Sitting too close to the TV, not eating your carrots, avoiding your bi-annual eye exam, or refusing to wear your glasses when you need them – these are all the things that we’re told will damage our eyes.
From a very young age, our mums would tell us to finish the veggies on our plate, and every other news article these days is about the importance of leafy greens and antioxidant-rich foods to boost our vision. But very few people ever talk to us about smoking.
There are more than 10 million adults who smoke cigarettes in the UK, with a total of 60% admitting to an addiction and a total of 70% needing a cigarette first thing in the morning. But the terrifying truth is, tobacco and eye health simply do not mix.
Smoking and the Eyes
World No Tobacco Day took place just a few weeks back in May and the World Health Organization made it their top highlight to reveal to smokers just how bad tobacco could be for their eyes and their vision. If there weren’t enough health-related incentives for adults to quit smoking, the fear of cataracts and macular degeneration will now add to the motivation to finally call it day.
During World No Tobacco Day, information was revealed from the 50th anniversary Surgeon General’s report, ‘The Health Consequences of Smoking: 50 Years in Progress’ to try and encourage more people to quit smoking for good.
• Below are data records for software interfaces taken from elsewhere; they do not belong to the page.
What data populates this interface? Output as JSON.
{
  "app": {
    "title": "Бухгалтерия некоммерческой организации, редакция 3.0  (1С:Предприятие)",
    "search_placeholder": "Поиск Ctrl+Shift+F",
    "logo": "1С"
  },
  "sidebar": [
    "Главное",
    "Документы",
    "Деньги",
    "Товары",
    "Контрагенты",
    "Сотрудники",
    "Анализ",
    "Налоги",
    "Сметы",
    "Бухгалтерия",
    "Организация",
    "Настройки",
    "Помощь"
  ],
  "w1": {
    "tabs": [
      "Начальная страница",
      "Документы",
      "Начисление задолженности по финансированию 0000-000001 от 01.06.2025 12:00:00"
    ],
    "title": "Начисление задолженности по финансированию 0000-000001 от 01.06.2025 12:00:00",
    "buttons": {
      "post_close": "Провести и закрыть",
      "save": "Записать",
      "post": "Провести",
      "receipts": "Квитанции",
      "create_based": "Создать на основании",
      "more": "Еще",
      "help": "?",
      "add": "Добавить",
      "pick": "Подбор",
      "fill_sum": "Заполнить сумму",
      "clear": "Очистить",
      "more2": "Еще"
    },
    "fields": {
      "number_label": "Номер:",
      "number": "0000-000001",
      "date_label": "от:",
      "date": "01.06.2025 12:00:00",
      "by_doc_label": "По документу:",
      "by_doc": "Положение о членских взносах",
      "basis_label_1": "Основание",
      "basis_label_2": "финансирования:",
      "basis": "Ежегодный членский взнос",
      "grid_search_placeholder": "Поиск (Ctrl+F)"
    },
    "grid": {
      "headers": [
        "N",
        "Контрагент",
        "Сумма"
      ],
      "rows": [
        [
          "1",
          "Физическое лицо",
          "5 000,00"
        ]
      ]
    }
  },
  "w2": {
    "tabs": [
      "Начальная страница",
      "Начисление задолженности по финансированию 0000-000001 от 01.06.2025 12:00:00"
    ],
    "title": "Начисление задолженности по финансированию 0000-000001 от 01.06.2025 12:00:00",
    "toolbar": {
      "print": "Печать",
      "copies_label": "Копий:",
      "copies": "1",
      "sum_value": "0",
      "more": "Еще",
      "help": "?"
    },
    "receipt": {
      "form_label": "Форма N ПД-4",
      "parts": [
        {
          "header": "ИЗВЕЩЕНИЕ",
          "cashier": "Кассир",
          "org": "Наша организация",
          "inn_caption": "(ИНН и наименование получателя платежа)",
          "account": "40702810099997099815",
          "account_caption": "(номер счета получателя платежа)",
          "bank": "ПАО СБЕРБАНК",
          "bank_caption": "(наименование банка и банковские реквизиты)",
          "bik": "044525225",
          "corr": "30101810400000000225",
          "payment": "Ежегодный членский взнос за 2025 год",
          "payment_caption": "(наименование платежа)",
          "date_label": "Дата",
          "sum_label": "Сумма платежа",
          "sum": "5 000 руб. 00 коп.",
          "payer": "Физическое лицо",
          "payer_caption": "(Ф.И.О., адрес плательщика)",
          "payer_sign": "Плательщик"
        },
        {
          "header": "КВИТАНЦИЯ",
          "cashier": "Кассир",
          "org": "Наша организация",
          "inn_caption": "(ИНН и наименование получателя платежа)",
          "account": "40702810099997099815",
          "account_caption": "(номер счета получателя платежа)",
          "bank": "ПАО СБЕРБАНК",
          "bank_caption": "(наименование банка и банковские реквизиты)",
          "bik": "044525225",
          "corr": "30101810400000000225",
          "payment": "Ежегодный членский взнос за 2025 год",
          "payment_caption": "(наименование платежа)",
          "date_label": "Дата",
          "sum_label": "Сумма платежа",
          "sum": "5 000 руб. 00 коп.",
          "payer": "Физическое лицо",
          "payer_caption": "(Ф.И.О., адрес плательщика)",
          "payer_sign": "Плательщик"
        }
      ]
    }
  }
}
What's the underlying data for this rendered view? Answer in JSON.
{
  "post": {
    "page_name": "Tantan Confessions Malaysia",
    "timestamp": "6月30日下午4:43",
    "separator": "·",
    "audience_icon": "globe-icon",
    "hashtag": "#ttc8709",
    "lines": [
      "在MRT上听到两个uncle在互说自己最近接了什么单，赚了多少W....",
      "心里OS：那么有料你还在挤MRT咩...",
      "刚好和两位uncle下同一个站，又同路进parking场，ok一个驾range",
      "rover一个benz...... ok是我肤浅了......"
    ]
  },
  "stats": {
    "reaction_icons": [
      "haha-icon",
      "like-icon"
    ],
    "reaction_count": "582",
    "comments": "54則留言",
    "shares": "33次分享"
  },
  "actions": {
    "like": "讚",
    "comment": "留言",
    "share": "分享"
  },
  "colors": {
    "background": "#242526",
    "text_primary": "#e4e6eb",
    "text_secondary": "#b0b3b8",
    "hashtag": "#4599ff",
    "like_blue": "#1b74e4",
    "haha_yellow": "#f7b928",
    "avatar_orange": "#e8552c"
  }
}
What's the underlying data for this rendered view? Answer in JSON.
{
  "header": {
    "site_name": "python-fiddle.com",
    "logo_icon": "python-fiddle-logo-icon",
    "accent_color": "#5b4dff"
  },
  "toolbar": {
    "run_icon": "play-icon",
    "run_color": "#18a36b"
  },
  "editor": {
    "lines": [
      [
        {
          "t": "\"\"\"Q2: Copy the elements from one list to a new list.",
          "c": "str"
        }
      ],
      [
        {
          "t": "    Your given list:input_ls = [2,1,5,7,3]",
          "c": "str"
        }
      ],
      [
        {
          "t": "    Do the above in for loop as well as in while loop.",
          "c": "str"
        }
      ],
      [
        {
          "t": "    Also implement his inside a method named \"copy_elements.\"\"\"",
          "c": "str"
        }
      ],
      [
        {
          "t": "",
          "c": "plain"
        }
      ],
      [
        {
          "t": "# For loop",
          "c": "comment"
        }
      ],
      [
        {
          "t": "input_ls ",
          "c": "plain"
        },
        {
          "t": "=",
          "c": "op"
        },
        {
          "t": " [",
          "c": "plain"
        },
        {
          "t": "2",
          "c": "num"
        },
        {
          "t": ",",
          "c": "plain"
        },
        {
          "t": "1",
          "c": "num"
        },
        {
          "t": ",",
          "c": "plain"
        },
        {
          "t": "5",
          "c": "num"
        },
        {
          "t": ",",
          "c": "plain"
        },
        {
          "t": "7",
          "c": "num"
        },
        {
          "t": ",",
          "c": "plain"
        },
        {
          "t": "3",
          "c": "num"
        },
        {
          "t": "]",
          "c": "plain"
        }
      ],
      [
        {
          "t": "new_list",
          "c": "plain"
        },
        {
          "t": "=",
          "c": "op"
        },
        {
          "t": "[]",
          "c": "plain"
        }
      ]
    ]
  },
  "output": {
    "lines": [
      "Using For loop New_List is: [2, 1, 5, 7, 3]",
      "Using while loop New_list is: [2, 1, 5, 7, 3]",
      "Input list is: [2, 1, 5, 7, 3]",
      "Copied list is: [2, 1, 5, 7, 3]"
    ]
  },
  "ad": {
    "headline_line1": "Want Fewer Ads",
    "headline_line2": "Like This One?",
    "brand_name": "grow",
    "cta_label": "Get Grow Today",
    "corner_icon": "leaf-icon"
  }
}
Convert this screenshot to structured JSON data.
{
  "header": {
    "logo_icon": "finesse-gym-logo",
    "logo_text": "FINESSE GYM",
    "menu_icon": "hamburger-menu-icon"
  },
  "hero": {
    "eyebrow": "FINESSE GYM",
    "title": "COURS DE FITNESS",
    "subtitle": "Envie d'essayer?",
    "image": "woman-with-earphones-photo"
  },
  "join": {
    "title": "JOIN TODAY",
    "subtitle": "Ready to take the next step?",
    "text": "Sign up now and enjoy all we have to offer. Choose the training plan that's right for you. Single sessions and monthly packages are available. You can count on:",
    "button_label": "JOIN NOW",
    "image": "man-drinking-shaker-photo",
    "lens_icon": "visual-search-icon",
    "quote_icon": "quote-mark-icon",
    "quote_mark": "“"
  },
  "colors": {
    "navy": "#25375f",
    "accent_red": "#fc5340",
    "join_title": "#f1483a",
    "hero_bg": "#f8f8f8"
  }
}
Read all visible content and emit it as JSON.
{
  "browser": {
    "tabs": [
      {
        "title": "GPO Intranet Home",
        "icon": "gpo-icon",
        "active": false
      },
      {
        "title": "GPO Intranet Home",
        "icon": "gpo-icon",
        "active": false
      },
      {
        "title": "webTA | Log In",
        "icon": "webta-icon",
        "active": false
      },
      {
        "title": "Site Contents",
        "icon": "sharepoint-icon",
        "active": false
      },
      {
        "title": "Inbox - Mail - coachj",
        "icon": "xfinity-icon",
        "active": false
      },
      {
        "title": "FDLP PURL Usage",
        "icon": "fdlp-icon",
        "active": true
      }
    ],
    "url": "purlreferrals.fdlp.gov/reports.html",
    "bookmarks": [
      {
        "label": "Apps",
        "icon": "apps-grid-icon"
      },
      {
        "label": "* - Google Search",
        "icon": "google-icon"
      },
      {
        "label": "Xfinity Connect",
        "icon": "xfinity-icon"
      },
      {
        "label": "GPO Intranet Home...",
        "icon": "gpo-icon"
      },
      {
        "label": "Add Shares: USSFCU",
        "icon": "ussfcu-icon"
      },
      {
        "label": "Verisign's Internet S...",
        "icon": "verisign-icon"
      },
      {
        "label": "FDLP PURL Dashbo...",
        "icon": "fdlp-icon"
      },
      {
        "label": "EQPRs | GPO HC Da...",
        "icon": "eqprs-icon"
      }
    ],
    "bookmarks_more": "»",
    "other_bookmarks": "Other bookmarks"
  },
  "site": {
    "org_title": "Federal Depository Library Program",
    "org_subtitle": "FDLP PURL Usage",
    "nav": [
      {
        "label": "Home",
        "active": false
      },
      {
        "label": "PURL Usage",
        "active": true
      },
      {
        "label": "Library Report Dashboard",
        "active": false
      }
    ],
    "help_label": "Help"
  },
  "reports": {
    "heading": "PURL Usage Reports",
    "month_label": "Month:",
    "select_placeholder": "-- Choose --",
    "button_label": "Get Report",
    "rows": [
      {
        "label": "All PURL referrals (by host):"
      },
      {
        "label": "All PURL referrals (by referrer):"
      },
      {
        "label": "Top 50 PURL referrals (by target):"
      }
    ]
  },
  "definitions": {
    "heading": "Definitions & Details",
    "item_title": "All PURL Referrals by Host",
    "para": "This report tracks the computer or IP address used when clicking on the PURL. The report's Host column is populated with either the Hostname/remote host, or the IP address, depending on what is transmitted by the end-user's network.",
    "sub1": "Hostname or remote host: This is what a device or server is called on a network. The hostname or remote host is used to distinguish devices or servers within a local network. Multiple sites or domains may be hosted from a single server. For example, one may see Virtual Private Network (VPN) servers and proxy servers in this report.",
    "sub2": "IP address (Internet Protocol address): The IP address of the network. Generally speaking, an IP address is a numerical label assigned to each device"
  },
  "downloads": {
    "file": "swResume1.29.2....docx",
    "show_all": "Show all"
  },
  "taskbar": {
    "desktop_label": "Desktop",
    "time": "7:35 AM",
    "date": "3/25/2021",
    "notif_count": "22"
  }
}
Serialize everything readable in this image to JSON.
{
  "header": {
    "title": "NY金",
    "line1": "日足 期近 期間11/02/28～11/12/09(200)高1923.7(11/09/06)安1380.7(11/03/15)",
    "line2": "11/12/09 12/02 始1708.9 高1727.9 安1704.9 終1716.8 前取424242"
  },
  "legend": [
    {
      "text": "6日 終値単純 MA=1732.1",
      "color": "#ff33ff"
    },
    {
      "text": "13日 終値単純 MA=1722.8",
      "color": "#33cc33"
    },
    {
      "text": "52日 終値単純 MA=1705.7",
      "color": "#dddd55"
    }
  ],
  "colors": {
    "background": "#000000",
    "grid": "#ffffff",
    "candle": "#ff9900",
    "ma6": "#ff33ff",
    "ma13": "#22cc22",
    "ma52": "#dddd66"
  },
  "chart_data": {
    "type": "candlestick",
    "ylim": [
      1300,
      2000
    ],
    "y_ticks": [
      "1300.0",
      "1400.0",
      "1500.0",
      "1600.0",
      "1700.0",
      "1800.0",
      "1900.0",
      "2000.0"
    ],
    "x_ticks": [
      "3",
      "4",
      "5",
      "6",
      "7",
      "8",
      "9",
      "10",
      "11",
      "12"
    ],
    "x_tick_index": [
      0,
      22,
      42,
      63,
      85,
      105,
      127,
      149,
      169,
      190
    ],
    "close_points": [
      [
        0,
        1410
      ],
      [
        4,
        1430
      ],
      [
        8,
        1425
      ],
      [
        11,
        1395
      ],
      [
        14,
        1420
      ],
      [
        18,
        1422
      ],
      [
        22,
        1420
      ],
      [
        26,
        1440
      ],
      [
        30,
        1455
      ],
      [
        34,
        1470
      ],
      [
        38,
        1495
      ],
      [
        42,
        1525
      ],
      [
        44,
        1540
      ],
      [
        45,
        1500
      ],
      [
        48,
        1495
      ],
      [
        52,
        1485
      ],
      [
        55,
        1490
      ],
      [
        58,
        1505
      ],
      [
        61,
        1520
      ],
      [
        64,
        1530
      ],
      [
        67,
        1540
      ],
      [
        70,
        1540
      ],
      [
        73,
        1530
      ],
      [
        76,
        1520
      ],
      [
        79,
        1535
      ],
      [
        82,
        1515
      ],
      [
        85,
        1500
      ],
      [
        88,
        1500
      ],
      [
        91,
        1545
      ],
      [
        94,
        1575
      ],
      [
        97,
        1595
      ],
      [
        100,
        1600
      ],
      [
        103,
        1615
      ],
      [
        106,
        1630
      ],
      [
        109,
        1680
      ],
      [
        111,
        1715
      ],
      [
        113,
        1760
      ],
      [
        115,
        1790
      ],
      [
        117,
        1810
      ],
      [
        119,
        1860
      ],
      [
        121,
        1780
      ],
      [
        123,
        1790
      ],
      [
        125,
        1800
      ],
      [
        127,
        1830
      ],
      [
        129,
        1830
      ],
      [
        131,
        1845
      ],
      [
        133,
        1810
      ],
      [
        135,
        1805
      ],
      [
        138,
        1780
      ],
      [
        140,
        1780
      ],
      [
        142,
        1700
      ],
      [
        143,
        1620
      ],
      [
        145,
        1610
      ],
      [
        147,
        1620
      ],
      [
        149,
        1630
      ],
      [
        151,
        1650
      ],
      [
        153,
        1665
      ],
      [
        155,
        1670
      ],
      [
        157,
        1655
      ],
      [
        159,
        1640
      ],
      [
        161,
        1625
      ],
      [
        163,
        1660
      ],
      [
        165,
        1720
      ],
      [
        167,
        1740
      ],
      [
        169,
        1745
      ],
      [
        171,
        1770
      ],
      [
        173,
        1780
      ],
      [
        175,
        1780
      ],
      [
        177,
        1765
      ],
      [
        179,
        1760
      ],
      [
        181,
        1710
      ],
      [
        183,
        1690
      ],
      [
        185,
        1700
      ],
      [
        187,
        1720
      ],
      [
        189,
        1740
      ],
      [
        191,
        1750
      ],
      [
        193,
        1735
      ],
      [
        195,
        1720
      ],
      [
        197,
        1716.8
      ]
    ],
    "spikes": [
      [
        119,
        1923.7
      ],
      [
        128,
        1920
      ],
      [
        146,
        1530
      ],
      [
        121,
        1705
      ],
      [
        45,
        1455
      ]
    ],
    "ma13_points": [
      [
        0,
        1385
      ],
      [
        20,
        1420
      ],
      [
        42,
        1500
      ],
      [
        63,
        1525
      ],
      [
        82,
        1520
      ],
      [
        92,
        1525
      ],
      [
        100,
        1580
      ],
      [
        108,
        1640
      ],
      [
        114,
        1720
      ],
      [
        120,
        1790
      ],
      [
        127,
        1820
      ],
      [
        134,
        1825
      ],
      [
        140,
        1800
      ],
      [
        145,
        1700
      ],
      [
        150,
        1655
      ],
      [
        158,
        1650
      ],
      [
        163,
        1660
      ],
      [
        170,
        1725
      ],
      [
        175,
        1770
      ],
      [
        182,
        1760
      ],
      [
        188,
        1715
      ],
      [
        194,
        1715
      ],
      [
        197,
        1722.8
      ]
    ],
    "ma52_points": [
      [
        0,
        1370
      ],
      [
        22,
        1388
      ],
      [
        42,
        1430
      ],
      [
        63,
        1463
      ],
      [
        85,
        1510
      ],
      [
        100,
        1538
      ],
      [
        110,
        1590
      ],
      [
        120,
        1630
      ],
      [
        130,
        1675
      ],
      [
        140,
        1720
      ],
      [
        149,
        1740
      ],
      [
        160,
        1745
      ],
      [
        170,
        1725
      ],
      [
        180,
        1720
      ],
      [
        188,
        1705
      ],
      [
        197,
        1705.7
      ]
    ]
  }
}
The report revealed that recent studies made a strong connection between smoking and several eye diseases and the figures are pretty scary.
Cataracts and Macular Degeneration
The report states:
The role of smoking in causing advanced AMD, which results in loss of vision, is a significant public health concern and a major clinical issue in the United States … because smoking causes both nuclear cataracts and AMD, it is important for ophthalmologists, optometrists and other health care providers to assess and address the smoking status of their patients.
But what speaks more effectively to the public is the shocking numbers. Smoking is said to double your chances of cataracts and it can triple your chances of macular degeneration.
For those who also suffer from these eye problems already, smoking is said to worsen the effects so it’s in everyone’s interest to quit on both a preventative measure and during treatment and recovery.
Smoking and Sight Loss
If the risk of general poor eyesight and eye health aren’t enough to put you off your next cigarette, the RNIB (Royal National Institute of Blind People) also concludes that smoking is actually one of the leading causes of sight loss and serious visual impairment – even blindness.
Smoking can increase free radicals, which accelerate the process of ageing in the body and kill the body’s ability to absorb or extract necessary vitamins from food and this can cause harm to the tissues of your eye. Not only will smoking increase your chances of vision loss and poor eye health in the future, but passive smoking can be just as harmful. So smokers could be harming those around them, including their family members and their children.
If you need support to help you quit smoking, you can visit the NHS Smokefree website or call Quitline on 0800 00 22 00. Alternatively, you can speak to your GP for advice on different treatments and techniques.